  • 15th line corresponds to cases wherein the external sensor 100S1 or 100S6 is covered only on its internal part, and the adjacent sensor 100S2 or 100S5 is fully covered. In such case the signals are summed.
  • 16th line corresponds to cases wherein the external sensor 100S1 or 100S6, as well as the adjacent sensor 100S2 or 100S5 are covered only on their internal part. In such a case, the signal issued from the internal sensor 100S2 and/or 100S5 is retained, but the signal issued from the external sensor 100S1 and/or 100S6 is retained only if Si<S2+β or S6>S5−β.

In order to have an information about the quality of the discrimination, preferentially an associated “confidence test” is operated before step 240.

Confidence test is based preferentially on distance detection and may be calculated as follows:

  • Confidence rate for empty seat cases:
    c=1−(number of occupied sensors/total number of sensors)
  • Confidence rate when classification is impossible (small sensors 100S1, 100S2, 100S3 and 100S4 are all empty):
    c=0
  • The confidence rate for others cases (occupied seat) is based on distance parameter:
    c=1−(Δd/dinf)
  • In order to have a confidence, 0<c<1:
    if Δd>dinf, Δd=dinf
  • For backward position
    Δd=|min(d1,d2,d5,d6)−d4|
  • For forward position:
    Δd=|min(d1,d2,d5,d6)−d3|
  • For left positioning:
    Δd=|min(d1,d2)−d5| (or d6 depending on case)
  • For right positioning:
    Δd=|min(d5,d6)−d2| (or d1 depending on case)

Of course as soon as an anomaly like no coherent profile, hole, no coherent slope, is detected, the confidence test is decreased.

After these different treatments, the classification of the passenger may be determined.

Preferentially this classification is operated by counting up the number of surface Si (number of pixel, or half pixel depending of the resolution wanted) of the central chain of sensors 100S1, 100S2, 100S5, 100S6.

In other words Classification=i=1,2,5,6Si*Wi

After regarding statistical distribution linked with hip width versus morphological class, different threshold are expressed as number of pixel for all classes.

Typically FMVSS 208 regulation is displayed on FIG. 41.

A Data Base corresponding to recordation of a passengers sample is illustrated on FIG. 42.

The results get with this Data Base are listed on FIG. 43.

Analysis of these results leads to demonstration that a threshold separates the Σ Si×Wi values for child from the Σ Si×Wi values for adult. Typically this threshold is about 1.35 as illustrated on FIG. 43.

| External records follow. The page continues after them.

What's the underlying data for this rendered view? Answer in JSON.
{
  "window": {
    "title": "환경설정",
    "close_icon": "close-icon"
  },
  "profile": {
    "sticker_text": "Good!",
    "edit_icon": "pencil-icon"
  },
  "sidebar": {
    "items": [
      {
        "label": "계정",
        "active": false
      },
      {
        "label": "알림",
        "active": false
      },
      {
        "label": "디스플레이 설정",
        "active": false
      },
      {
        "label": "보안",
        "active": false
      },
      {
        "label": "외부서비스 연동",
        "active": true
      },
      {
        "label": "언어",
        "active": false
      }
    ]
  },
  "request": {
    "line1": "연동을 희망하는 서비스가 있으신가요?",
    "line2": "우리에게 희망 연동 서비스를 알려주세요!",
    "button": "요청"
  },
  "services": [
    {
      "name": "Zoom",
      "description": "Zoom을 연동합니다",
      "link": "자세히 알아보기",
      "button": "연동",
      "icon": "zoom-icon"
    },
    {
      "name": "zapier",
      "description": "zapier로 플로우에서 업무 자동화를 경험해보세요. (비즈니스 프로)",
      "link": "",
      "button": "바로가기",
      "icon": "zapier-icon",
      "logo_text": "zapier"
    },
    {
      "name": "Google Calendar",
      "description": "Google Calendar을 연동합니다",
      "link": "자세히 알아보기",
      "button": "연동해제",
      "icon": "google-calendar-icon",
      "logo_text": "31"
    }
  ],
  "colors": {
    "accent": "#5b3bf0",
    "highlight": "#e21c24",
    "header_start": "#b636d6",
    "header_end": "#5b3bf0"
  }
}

A proposition of thresholds placement for class separation is done on FIG. 44. Such thresholds illustrated on FIG. 44 are of course only non limitative examples.

To summarize the method illustrated on FIG. 33 comprises the steps of:

  • Calculation 200 of di and Si for each individual sensor 100,
  • Calculation 210 of Wi for each individual sensor 100,
  • Treatment 220 of no coherent profile,
  • Classification 240 of passengers by calculating i=1,2,5,6Si*Wi
    and the associated confidence test.

Of course the present invention is not limited to the above specification which is given only for illustration. The present invention includes any alternative in conformity with the enclosed claims.

FIGS. 45 and 46 illustrate a variant of implantation for the sensors. More precisely, FIGS. 45 and 46 illustrate a line of four sensors 100S1, 100S2, 100S5 and 100S6 similar to the corresponding sensors of FIGS. 2 and 32, provided on the inset of the seat, near the back, and two additional short sensors 100S7 and 100S8 provided on the same inset of the seat, near the front part of the seat and respectively near the bolsters.

FIG. 47 illustrates another variant of implantation for the sensors, wherein the sensors 100S3 and 100S4 of FIGS. 2 and 32 which are parallel to sensors 100S1, 100S2, 100S5 and 100S6, are replaced by sensors 100S9 and 100S10 transverse to sensors 100S1, 100S2, 100S5 and 100S6.